These actions should include developing models of public safety rather than militaristic policing, establishing restorative models of justice, and beginning a national reckoning on slavery and reparations. These initiatives will have greater force and energy if we whites truly believe in their justness. Heather McGhee, a co-chair of the Color of Change, said that even as the Brown decision changed policy, the conscience of whites was not stirred, resulting in a swift backlash to efforts of integration. “A consciousness change,” she argued, has the power to ripple through society to spur the enactment of new laws and policies.[8] Changing our minds can change our worlds.


[1] G.W. Allport to K.B. Clark, August 4, 1953, 2; Clark thanked Allport for this material on “contact.” Kenneth B. Clark to Allport, August 10, 1953, HUG 4118.10 Box 23, Gordon W. Allport Papers, Harvard University.

[2] Clark to Louis Kronenberger PM Newspaper May 15, 1946, Box 14, Folder 2, Kenneth B. Clark Papers, Library of Congress.

[3] K. B. Clark, “What Motivates American Whites” Ebony 20, no. 10 (August 1965): 69-74, 73.


[5] B.A. Nosek, M.R. Banaji, & J.T. Jost.“The politics of intergroup attitudes” in Social and psychological bases of ideology and system justification, Oxford University Press, 2009, 480-506. DOI:10.1093/acprof:oso/9780195320916.003.020
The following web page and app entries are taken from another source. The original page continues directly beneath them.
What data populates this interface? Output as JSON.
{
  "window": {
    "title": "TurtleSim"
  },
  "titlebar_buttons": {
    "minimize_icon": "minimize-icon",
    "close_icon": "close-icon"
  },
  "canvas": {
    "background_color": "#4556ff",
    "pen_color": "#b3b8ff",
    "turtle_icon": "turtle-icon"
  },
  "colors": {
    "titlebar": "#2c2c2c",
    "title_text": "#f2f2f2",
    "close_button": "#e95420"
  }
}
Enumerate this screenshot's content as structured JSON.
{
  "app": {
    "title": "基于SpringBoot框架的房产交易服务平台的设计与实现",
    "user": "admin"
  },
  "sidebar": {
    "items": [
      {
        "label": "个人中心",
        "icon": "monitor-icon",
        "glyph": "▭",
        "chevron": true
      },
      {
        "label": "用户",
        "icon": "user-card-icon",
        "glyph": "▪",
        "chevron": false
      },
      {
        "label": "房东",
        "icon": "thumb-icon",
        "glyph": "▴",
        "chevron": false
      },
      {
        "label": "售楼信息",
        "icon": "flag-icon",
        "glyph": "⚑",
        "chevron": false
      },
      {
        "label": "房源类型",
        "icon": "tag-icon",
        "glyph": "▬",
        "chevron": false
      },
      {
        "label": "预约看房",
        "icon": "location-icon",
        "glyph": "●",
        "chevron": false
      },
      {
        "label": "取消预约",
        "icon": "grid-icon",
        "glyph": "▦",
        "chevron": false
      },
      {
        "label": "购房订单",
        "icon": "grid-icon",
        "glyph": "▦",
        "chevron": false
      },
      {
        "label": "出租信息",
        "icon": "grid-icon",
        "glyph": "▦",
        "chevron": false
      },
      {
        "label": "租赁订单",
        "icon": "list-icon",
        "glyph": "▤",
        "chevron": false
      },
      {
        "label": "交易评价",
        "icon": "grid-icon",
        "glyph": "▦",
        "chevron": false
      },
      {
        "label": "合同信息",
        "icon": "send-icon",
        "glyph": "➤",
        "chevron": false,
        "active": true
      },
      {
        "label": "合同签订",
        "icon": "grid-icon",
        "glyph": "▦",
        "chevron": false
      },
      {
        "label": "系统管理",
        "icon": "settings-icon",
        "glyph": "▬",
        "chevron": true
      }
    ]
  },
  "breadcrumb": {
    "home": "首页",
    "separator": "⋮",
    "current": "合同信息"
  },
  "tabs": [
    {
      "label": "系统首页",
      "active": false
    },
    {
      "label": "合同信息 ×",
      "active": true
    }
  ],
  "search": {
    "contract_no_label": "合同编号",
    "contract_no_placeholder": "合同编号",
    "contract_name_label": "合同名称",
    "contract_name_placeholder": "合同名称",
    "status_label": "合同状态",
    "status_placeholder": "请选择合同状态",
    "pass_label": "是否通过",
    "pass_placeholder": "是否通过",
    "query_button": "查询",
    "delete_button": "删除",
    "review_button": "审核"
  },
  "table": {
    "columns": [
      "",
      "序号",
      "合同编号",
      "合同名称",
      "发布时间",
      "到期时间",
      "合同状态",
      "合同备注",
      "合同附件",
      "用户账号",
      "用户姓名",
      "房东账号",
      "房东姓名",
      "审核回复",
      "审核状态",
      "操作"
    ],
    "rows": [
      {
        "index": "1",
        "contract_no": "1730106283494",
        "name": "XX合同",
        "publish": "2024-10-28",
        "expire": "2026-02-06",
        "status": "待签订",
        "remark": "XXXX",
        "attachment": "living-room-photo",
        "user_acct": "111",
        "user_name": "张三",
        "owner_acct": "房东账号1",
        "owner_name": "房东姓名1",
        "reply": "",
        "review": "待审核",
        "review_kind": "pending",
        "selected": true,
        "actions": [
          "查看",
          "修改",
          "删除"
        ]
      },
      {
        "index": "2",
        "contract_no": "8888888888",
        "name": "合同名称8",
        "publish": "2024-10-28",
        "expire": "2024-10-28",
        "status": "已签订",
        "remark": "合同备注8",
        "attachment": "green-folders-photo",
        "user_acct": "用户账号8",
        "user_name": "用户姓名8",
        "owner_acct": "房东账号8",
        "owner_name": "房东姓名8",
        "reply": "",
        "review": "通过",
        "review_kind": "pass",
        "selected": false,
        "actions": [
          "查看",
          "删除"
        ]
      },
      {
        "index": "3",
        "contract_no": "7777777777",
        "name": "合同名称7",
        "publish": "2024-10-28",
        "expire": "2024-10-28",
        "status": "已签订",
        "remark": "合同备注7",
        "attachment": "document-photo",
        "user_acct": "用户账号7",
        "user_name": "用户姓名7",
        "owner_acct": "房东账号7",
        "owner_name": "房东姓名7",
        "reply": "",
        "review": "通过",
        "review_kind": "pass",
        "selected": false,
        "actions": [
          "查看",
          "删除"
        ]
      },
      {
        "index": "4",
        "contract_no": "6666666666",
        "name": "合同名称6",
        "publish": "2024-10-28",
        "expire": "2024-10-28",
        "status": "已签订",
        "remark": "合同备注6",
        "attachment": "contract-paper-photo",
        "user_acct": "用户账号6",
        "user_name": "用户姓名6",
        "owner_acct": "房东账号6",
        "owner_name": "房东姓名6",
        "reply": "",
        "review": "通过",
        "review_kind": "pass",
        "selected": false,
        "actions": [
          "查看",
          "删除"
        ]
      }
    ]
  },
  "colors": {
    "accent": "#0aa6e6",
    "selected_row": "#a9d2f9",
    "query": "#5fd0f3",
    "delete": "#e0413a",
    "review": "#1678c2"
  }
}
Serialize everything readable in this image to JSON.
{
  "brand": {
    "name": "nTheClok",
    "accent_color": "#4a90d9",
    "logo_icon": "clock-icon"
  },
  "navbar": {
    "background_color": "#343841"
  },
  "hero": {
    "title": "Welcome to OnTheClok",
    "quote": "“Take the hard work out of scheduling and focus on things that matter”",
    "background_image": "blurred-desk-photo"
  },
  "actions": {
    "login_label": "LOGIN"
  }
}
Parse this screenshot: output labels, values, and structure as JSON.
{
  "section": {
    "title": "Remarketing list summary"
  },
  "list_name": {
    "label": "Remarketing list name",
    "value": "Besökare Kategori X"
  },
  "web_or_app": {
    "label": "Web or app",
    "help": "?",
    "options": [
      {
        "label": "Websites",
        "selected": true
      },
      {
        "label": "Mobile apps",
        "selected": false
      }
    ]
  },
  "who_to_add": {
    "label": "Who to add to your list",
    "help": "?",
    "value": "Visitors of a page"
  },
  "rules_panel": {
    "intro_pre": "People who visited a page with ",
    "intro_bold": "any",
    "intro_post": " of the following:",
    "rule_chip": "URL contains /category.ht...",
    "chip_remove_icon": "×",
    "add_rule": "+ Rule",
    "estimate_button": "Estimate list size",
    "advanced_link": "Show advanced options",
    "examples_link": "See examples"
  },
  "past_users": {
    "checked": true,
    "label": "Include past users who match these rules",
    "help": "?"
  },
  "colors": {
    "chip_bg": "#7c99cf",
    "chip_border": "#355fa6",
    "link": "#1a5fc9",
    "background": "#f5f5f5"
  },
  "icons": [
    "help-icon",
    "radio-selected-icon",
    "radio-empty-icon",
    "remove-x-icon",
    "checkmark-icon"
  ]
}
[6] Robin DiAngelo, White fragility: Why it's so hard for white people to talk about racism. Beacon Press, 2018.

[7] K.C. Clark to Joe King, April 13, 1965. Box 25, Folder 4, KBC Papers, Library of Congress.

[8] Heather McGhee to Chris Hays, “All In,” MSNBC, June 10, 2020